Exercise
Needed from the data below: all lines that contain the word "Company".

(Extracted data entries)
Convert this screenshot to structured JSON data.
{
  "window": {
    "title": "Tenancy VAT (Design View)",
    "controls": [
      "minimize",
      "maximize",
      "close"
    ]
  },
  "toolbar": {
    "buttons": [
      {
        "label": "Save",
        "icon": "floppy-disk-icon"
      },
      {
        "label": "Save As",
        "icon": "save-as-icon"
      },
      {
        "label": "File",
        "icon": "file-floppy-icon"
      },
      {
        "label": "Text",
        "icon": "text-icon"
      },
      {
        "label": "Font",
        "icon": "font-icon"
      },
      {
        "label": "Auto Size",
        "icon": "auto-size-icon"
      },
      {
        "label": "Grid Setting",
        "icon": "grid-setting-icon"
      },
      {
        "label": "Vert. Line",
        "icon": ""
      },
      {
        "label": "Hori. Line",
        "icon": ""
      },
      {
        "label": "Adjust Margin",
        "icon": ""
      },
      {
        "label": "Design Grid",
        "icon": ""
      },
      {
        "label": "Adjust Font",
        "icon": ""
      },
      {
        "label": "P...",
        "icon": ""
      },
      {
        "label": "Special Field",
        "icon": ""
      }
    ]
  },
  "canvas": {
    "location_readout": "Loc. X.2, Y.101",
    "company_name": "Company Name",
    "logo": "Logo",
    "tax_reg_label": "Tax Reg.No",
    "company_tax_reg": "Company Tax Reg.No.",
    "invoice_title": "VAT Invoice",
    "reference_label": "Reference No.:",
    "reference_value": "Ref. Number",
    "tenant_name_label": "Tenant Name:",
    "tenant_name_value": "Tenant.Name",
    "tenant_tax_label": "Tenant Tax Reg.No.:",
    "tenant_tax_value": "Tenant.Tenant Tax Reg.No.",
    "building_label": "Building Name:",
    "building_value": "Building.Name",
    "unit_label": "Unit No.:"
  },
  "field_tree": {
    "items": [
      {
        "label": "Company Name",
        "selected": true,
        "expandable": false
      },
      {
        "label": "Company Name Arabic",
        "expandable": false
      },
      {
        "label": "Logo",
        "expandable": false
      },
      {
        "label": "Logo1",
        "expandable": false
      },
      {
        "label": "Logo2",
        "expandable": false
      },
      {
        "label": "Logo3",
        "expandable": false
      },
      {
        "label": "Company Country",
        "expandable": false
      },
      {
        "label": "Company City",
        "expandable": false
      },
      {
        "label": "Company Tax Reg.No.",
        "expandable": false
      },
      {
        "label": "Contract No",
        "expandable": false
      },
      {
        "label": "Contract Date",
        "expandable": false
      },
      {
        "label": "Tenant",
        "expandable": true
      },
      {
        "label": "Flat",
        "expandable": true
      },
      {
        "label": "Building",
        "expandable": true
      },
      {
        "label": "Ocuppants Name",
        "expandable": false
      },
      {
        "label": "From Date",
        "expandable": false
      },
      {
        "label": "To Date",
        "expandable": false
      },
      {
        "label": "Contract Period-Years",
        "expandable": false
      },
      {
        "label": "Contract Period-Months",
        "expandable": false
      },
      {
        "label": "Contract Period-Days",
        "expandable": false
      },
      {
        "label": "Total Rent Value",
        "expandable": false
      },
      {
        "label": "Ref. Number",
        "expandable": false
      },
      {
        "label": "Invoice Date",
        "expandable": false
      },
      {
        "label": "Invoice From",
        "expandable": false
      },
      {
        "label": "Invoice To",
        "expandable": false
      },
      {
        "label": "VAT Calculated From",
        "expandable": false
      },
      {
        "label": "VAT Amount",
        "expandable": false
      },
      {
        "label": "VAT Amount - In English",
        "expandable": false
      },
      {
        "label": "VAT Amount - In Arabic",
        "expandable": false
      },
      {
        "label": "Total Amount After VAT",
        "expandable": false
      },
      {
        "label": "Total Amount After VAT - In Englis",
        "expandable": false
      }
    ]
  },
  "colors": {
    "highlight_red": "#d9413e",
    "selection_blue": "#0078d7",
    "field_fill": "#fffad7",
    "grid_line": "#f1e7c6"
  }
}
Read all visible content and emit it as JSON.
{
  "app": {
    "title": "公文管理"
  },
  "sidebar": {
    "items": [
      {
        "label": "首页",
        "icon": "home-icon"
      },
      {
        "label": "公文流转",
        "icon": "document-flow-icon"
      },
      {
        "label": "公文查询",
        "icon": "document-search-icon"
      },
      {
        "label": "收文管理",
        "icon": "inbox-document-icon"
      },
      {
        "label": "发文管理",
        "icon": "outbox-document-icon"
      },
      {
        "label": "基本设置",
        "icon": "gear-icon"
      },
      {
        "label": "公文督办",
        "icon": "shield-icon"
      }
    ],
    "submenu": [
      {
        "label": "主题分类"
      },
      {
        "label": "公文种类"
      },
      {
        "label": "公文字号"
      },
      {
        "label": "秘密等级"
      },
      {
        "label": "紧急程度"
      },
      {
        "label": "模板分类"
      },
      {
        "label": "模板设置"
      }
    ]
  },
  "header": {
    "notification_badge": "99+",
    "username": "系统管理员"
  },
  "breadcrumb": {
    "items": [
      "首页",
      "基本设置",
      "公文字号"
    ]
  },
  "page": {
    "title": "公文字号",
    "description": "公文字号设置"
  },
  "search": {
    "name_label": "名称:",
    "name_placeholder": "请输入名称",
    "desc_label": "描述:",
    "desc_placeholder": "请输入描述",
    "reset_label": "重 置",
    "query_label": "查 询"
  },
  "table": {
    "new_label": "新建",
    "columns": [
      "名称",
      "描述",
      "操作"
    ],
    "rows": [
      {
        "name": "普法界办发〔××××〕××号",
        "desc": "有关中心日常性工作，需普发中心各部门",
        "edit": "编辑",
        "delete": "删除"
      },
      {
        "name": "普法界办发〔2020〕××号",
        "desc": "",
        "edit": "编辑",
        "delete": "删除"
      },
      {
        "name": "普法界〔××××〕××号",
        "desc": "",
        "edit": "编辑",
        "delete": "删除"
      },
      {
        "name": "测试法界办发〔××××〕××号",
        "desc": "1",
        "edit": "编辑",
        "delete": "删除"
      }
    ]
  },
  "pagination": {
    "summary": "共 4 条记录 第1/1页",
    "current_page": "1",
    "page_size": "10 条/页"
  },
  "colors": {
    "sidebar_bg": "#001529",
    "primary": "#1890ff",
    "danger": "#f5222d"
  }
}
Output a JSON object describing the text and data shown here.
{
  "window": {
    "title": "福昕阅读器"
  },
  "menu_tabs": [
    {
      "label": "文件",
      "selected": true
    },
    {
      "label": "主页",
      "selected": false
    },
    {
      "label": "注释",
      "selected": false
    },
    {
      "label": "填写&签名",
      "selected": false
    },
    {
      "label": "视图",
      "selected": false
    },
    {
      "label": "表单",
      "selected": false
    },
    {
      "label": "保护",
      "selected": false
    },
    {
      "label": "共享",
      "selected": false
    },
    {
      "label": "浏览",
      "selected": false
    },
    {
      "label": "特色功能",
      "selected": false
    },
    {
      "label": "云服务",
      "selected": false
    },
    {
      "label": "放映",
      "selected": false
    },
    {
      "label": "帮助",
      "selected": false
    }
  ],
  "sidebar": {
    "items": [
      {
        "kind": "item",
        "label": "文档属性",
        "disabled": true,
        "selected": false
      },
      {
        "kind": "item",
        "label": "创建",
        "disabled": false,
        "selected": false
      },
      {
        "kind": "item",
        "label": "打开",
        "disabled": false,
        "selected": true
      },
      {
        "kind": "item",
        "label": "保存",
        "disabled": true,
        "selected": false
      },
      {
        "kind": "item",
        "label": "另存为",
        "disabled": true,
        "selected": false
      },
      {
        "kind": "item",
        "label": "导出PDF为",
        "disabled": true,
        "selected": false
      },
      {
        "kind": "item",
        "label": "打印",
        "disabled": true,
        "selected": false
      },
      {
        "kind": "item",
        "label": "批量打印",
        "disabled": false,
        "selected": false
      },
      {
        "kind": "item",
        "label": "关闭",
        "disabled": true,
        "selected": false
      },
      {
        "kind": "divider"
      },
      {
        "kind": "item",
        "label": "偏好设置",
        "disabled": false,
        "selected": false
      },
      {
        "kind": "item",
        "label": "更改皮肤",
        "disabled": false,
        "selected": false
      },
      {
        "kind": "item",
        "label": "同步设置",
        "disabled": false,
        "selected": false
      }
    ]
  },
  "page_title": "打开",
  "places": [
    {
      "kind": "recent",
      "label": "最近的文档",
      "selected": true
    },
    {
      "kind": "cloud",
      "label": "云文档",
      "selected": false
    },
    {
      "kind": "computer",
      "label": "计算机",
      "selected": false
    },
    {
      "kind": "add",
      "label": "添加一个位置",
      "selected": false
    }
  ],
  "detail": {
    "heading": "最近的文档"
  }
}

Task output
    "company_name": "Company Name",
    "company_tax_reg": "Company Tax Reg.No.",
        "label": "Company Name",
        "label": "Company Name Arabic",
        "label": "Company Country",
        "label": "Company City",
        "label": "Company Tax Reg.No.",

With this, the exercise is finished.